Element data from apps and pages
-------
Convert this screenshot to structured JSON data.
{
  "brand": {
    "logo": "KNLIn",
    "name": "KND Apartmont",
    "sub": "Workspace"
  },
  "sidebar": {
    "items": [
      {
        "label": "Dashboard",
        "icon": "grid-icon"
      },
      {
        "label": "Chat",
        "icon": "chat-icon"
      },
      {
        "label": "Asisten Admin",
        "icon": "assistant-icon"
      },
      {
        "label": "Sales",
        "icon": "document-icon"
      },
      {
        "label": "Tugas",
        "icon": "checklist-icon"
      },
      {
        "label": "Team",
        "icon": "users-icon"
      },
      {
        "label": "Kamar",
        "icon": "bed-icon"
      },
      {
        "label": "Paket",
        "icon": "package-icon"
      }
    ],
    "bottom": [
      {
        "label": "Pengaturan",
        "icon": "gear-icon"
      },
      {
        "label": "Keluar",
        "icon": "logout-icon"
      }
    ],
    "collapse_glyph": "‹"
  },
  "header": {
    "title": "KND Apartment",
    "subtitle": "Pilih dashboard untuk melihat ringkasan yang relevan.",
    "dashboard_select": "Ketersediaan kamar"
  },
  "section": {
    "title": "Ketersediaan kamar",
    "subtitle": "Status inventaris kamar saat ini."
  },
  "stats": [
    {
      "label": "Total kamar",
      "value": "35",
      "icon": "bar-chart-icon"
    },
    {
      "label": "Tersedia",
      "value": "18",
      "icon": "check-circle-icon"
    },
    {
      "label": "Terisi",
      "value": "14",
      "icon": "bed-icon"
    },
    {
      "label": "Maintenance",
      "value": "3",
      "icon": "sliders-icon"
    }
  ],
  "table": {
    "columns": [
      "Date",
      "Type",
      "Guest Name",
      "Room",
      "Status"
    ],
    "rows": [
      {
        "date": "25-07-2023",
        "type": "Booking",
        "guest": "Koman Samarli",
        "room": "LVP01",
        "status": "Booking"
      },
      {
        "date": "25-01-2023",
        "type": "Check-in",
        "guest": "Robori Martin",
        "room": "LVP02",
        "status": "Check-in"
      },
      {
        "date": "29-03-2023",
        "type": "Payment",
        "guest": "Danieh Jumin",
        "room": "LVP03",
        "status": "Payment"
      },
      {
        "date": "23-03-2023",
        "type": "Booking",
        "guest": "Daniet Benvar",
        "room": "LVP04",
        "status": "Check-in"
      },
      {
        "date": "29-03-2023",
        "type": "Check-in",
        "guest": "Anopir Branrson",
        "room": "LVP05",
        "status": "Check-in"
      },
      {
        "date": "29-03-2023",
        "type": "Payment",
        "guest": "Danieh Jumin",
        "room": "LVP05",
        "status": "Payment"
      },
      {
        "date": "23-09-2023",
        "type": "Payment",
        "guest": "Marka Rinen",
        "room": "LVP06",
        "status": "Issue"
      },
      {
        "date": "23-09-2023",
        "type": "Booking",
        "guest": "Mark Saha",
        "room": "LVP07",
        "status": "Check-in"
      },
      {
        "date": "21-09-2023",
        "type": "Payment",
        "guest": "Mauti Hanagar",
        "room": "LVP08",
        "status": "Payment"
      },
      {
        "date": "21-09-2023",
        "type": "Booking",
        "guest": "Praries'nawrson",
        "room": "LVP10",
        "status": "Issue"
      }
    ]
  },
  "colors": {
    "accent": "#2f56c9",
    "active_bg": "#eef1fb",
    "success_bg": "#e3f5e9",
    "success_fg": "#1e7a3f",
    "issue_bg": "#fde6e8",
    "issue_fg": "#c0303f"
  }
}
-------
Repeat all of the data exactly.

Convert this screenshot to structured JSON data.
{
  "brand": {
    "logo": "KNLIn",
    "name": "KND Apartmont",
    "sub": "Workspace"
  },
  "sidebar": {
    "items": [
      {
        "label": "Dashboard",
        "icon": "grid-icon"
      },
      {
        "label": "Chat",
        "icon": "chat-icon"
      },
      {
        "label": "Asisten Admin",
        "icon": "assistant-icon"
      },
      {
        "label": "Sales",
        "icon": "document-icon"
      },
      {
        "label": "Tugas",
        "icon": "checklist-icon"
      },
      {
        "label": "Team",
        "icon": "users-icon"
      },
      {
        "label": "Kamar",
        "icon": "bed-icon"
      },
      {
        "label": "Paket",
        "icon": "package-icon"
      }
    ],
    "bottom": [
      {
        "label": "Pengaturan",
        "icon": "gear-icon"
      },
      {
        "label": "Keluar",
        "icon": "logout-icon"
      }
    ],
    "collapse_glyph": "‹"
  },
  "header": {
    "title": "KND Apartment",
    "subtitle": "Pilih dashboard untuk melihat ringkasan yang relevan.",
    "dashboard_select": "Ketersediaan kamar"
  },
  "section": {
    "title": "Ketersediaan kamar",
    "subtitle": "Status inventaris kamar saat ini."
  },
  "stats": [
    {
      "label": "Total kamar",
      "value": "35",
      "icon": "bar-chart-icon"
    },
    {
      "label": "Tersedia",
      "value": "18",
      "icon": "check-circle-icon"
    },
    {
      "label": "Terisi",
      "value": "14",
      "icon": "bed-icon"
    },
    {
      "label": "Maintenance",
      "value": "3",
      "icon": "sliders-icon"
    }
  ],
  "table": {
    "columns": [
      "Date",
      "Type",
      "Guest Name",
      "Room",
      "Status"
    ],
    "rows": [
      {
        "date": "25-07-2023",
        "type": "Booking",
        "guest": "Koman Samarli",
        "room": "LVP01",
        "status": "Booking"
      },
      {
        "date": "25-01-2023",
        "type": "Check-in",
        "guest": "Robori Martin",
        "room": "LVP02",
        "status": "Check-in"
      },
      {
        "date": "29-03-2023",
        "type": "Payment",
        "guest": "Danieh Jumin",
        "room": "LVP03",
        "status": "Payment"
      },
      {
        "date": "23-03-2023",
        "type": "Booking",
        "guest": "Daniet Benvar",
        "room": "LVP04",
        "status": "Check-in"
      },
      {
        "date": "29-03-2023",
        "type": "Check-in",
        "guest": "Anopir Branrson",
        "room": "LVP05",
        "status": "Check-in"
      },
      {
        "date": "29-03-2023",
        "type": "Payment",
        "guest": "Danieh Jumin",
        "room": "LVP05",
        "status": "Payment"
      },
      {
        "date": "23-09-2023",
        "type": "Payment",
        "guest": "Marka Rinen",
        "room": "LVP06",
        "status": "Issue"
      },
      {
        "date": "23-09-2023",
        "type": "Booking",
        "guest": "Mark Saha",
        "room": "LVP07",
        "status": "Check-in"
      },
      {
        "date": "21-09-2023",
        "type": "Payment",
        "guest": "Mauti Hanagar",
        "room": "LVP08",
        "status": "Payment"
      },
      {
        "date": "21-09-2023",
        "type": "Booking",
        "guest": "Praries'nawrson",
        "room": "LVP10",
        "status": "Issue"
      }
    ]
  },
  "colors": {
    "accent": "#2f56c9",
    "active_bg": "#eef1fb",
    "success_bg": "#e3f5e9",
    "success_fg": "#1e7a3f",
    "issue_bg": "#fde6e8",
    "issue_fg": "#c0303f"
  }
}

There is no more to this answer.